In Utuado, Puerto Rico, an orange shopping cart hovers above the river, swaying from a cable that stretches where a concrete bridge once did. The homemade pulley system has been this community's means of survival since Hurricane Maria wiped away the bridge On Thursday morning, 39-year-old Elias Fresse loaded a suitcase and a bag of clothes into the basket, then carefully descended about 50 feet down a wooden ladder to the river's floor, which thankfully was dry that day. The plush Minnie Mouse toy tied to his backpack was a surprise for his 3-year-old daughter Valerie.
UTUADO, Puerto Rico — An orange shopping cart hovers above the river, swaying from a cable that stretches where a concrete bridge once did.
On Thursday morning, 39-year-old Elias Fresse loaded a suitcase and a bag of clothes into the basket, then carefully descended about 50 feet down two wooden ladders to the river's bed, which was mostly dry. The plush Minnie Mouse tied to his backpack was a surprise for his 3-year-old daughter, Valerie.
"I've been doing this for two weeks now," Fresse said, his rain boots coated in mud from the hour-long hike each way through dense woods and downed trees to his family's home. "Every three days I go out."
As Puerto Rico continues its slow recovery from Hurricane Maria, this is a community cut off. Campamento de los Olvidados, "Camp of the Forgotten," reads a sign neighbors posted at the edge of the bridge, the nickname they gave their community after the storm.
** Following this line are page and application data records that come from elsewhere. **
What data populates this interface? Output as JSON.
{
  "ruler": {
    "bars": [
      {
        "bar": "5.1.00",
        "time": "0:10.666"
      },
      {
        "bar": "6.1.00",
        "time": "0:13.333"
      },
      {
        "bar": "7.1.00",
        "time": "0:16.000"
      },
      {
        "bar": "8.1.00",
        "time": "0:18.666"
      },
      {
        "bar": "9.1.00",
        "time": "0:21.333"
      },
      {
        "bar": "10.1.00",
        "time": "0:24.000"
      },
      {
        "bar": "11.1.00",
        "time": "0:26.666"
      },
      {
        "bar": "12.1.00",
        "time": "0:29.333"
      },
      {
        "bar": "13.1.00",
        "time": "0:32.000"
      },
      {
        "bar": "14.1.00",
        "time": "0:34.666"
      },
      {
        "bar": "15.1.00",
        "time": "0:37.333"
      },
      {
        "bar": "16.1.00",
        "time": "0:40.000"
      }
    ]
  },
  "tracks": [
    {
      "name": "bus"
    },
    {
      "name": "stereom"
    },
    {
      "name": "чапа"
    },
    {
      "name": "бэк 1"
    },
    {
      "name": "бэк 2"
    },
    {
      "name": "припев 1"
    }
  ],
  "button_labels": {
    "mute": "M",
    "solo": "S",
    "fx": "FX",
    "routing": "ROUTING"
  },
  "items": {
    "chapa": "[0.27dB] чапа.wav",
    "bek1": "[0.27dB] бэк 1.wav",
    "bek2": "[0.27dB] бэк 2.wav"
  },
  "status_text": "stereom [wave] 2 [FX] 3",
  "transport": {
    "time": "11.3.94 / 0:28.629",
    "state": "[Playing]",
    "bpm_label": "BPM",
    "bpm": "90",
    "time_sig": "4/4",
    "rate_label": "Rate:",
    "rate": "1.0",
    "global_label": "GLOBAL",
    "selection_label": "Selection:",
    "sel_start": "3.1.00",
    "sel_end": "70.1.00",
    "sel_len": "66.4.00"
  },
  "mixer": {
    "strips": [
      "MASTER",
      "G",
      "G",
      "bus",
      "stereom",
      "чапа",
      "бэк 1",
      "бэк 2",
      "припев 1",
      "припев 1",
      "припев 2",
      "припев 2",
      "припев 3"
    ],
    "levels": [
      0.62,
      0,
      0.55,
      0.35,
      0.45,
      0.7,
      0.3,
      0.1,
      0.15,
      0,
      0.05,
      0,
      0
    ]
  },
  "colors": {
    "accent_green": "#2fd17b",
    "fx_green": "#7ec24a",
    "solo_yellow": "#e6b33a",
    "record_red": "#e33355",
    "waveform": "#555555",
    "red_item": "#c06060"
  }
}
For weeks, the homemade pulley system has been their means of survival, the way to get the food and water deliveries that started arriving two weeks after the storm.
But on Thursday, there was a new reason to be hopeful. The government's public water utility is constructing a bridge a half-mile upstream, and rumors that it would be only accessible to the agency's own vehicles had turned out to be just rumors.
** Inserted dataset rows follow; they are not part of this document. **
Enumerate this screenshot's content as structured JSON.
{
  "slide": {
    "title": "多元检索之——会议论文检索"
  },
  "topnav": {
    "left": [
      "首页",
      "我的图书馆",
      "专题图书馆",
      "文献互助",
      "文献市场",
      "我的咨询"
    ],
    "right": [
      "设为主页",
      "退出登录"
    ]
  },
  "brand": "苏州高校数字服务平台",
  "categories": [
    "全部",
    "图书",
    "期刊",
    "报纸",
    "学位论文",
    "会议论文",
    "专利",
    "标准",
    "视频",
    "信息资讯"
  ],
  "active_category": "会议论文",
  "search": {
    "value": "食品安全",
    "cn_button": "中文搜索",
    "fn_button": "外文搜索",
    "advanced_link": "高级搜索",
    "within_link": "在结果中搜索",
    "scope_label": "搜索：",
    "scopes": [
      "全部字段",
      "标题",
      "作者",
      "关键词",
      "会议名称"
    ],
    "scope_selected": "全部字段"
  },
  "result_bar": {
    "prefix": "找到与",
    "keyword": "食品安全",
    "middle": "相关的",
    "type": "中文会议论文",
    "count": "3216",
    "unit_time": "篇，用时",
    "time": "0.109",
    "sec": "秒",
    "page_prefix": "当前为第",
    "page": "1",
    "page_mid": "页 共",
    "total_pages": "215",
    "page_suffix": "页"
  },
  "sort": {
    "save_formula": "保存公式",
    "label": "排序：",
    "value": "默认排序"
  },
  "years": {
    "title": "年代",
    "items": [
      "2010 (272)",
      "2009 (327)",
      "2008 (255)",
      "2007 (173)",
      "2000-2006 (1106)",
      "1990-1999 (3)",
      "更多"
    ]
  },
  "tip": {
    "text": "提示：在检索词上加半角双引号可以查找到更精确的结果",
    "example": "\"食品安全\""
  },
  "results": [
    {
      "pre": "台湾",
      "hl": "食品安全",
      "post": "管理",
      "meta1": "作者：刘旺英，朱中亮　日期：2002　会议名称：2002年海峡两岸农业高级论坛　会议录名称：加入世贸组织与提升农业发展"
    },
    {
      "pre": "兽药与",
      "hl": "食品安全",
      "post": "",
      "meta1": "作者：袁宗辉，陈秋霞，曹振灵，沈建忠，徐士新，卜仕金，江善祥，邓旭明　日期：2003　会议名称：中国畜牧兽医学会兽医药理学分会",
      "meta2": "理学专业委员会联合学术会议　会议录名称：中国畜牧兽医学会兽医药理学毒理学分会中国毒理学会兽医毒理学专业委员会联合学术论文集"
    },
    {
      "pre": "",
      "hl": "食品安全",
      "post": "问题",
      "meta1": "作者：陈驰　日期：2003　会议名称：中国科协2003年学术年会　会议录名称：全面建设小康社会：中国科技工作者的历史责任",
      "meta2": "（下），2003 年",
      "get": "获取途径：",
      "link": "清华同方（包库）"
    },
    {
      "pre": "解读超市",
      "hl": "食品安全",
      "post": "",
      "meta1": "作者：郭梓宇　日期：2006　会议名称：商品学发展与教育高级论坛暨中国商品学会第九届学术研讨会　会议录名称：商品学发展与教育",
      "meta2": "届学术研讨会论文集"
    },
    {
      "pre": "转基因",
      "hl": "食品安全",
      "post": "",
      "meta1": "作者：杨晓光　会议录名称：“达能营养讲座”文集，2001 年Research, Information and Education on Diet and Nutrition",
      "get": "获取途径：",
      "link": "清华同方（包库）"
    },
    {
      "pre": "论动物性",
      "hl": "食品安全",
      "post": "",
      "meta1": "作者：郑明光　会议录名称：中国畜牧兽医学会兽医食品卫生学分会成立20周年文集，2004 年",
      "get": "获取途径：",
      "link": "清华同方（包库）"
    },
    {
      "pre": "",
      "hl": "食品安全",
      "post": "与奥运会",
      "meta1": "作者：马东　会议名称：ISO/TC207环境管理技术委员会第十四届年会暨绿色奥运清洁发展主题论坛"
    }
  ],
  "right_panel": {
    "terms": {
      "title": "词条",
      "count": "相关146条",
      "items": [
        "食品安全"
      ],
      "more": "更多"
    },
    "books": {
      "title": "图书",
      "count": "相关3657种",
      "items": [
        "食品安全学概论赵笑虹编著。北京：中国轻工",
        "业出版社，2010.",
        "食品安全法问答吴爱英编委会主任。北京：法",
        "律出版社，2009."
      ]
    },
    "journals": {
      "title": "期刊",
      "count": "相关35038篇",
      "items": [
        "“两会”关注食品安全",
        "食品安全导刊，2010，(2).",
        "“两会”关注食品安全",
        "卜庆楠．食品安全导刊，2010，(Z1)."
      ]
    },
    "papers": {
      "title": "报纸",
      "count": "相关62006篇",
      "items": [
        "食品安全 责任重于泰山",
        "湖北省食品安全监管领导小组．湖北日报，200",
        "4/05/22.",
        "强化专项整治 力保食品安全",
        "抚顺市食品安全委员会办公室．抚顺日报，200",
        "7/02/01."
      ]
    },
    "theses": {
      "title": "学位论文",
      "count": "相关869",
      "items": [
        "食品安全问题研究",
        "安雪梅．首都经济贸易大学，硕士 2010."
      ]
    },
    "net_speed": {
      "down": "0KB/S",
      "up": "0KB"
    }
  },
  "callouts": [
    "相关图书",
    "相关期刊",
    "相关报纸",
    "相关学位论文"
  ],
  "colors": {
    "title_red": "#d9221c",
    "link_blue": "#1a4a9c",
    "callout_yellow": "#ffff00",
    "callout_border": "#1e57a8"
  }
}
“It’s not true. It’s fake news,” said Marilyn Luciano Soto, 47, who said she met with the project’s engineer Wednesday.
That means cars could soon be traveling again across the Rio Abajo. It would be a significant step but far from the last. Even travel on the accessible side of the bridge is treacherous.
There, the mountain hugs the river, the slopes slashed like wound marks where landslides occurred. That threat remains. The roads are stained burnt orange, the color of mud, or scarred with deep craters that filled with water. Trees and wires crane over cars that pass beneath.
On Thursday, a working bridge was a distant possibility as people made their trips.
Elena Guzman, 44, and her mother, Anna Oquendo, 71, crossed the river for a doctor's appointment, Guzman's fifth in two weeks to treat a stomach virus.
Carlos Ocasio, 61, who created the shopping-cart system with cable he took from a friend and a pulley bought at a Home Depot, crossed with five 5-gallon cans to bring back gasoline for the generator that is powering his home and two neighbors'.
Iliamar Medina, 17, crossed to escape.
"I've been accustomed to what's happening," she said before hopping into the car of a family friend who was taking her to Caguas, about two hours away. "But I need a break."
Medina said her family is surviving, though she worries about her mother, who has severe asthma. If she has a bad attack, Medina said, there is no way to take her to a hospital.
Though many have made the crossing more than a dozen times and seem undaunted, the journey is undeniably dangerous. The first ladder down, made from scraps of wood gathered after the storm, is wedged into a towering pile of brush. To get up on the other side, one must pull oneself up holding the metal caging of the bridge's retaining wall.
Some days it rains, and the journey becomes impossible.
On three occasions, Renaldo Rodriguez, 47, Luciano Soto's husband, traveled across only to find rushing waters when he returned. He slept those nights in his car, the home with the yellow roof and matching porch he shares with his wife just across the river.
She is too scared to cross.
Luciano Soto said she had watched from her home as the rising waters rushed over the bridge, then lifted it and flung it downstream.
"That was the most horrible thing I'd ever seen," she said. "I thought, how the hell am I going to get out of here? That's my only entrance and exit."
She crossed once, but before the river had subsided, wading into the chest-deep water and holding onto a cord tied to the other side. It left her "traumatized," she said.
Now she will keep to her side until a bridge is built.
Fresse won't stay to see that happen. On Tuesday, he will board a flight with his wife and daughters for Virginia, where he has family, leaving behind the concrete house in the mountains he built with his own hands.
He doesn't know if they will come back.
"I've been thinking about it for a whole month. … This island is awesome," he said. "But I think about the girls."